Kelly Morehouse was born in Newfoundland and raised in both the USA and Canada. She studied art at NSCAD University and now works from her hobby farm in Nova Scotia where she lives with her husband and daughter. Her work, for which she has won several awards, has been added to a number of private collections. She is a member of the Portrait Society of Canada and the Hants County Arts Council. She enjoys a busy round of exhibitions, including three showings in the annual spring show of the East Hants Fine Arts Association, for which she has twice been awarded Best in Show. This is the largest juried show in Nova Scotia. Kelly’s work encompasses a wide variety of mediums, with people, animals, and the nature around her, being her favourite subject matters. She has recently been commissioned by Nova Fjords, to create works featuring the Fjord horse, one of which has appeared in the 2009 fall issue of the “Fjord Herald” magazine.

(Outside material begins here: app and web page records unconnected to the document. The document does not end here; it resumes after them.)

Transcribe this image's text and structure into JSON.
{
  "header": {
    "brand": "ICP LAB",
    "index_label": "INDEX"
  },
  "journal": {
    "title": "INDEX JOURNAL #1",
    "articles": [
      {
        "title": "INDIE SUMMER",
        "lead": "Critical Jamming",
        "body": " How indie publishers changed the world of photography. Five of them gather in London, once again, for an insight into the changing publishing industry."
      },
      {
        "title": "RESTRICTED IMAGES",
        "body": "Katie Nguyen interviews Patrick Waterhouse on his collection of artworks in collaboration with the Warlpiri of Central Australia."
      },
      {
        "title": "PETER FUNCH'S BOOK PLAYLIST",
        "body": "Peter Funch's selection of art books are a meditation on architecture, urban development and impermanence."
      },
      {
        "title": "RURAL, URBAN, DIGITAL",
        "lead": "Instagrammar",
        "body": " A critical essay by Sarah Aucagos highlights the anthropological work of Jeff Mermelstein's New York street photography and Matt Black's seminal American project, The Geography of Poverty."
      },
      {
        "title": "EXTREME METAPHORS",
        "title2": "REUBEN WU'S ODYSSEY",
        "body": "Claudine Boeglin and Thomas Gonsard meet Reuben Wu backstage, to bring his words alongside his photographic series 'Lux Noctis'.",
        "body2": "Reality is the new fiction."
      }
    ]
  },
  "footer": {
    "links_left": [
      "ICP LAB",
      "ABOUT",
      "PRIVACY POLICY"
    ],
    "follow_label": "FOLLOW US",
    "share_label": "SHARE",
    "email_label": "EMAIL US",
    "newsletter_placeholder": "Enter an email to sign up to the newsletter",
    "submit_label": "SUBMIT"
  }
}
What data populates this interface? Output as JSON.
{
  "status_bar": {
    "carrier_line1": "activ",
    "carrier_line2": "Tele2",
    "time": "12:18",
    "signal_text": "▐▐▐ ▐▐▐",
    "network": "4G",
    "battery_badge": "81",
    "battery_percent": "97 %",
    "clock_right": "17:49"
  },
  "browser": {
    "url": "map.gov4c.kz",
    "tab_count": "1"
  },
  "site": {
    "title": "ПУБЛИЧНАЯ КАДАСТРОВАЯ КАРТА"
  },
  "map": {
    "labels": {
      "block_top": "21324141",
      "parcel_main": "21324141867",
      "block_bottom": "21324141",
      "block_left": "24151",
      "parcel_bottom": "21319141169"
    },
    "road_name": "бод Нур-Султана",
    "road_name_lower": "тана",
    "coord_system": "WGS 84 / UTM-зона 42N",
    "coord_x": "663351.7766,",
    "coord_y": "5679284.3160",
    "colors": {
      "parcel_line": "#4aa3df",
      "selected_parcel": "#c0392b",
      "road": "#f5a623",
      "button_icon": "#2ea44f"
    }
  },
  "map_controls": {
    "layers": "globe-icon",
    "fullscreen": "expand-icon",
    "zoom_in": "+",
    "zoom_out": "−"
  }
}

As a young person, Laurel Alanna McBrine discovered her ability to draw precise copies of masterpieces by famous artists of the past, such as da Vinci and Holbein.  She then went on to draw portraits of many individuals in her community of Vernon, British Columbia.  Later, she graduated from Sheridan College and has since studied on a regular basis with top portrait artists.  She has won a merit based scholarship to The Scottsdale Artist’s School and, more recently, was awarded a prestigious mentorship by The Portrait Society of America. Although her work is representational, aside from a perfect likeness, it is the emotional impact and abstract qualities that carry the most resonance.  She captures the unique essence of her subject, utilizing light, color and texture.  The artistic legacy of past masters such as Velasquez, Cecilia Beaux and John Singer Sargent inform her creative direction and she seeks to combine these historical influences with her personal poetic vision.  Her present work is a culmination of years of training and effort and represents art which speaks to the past, but is firmly grounded in our time.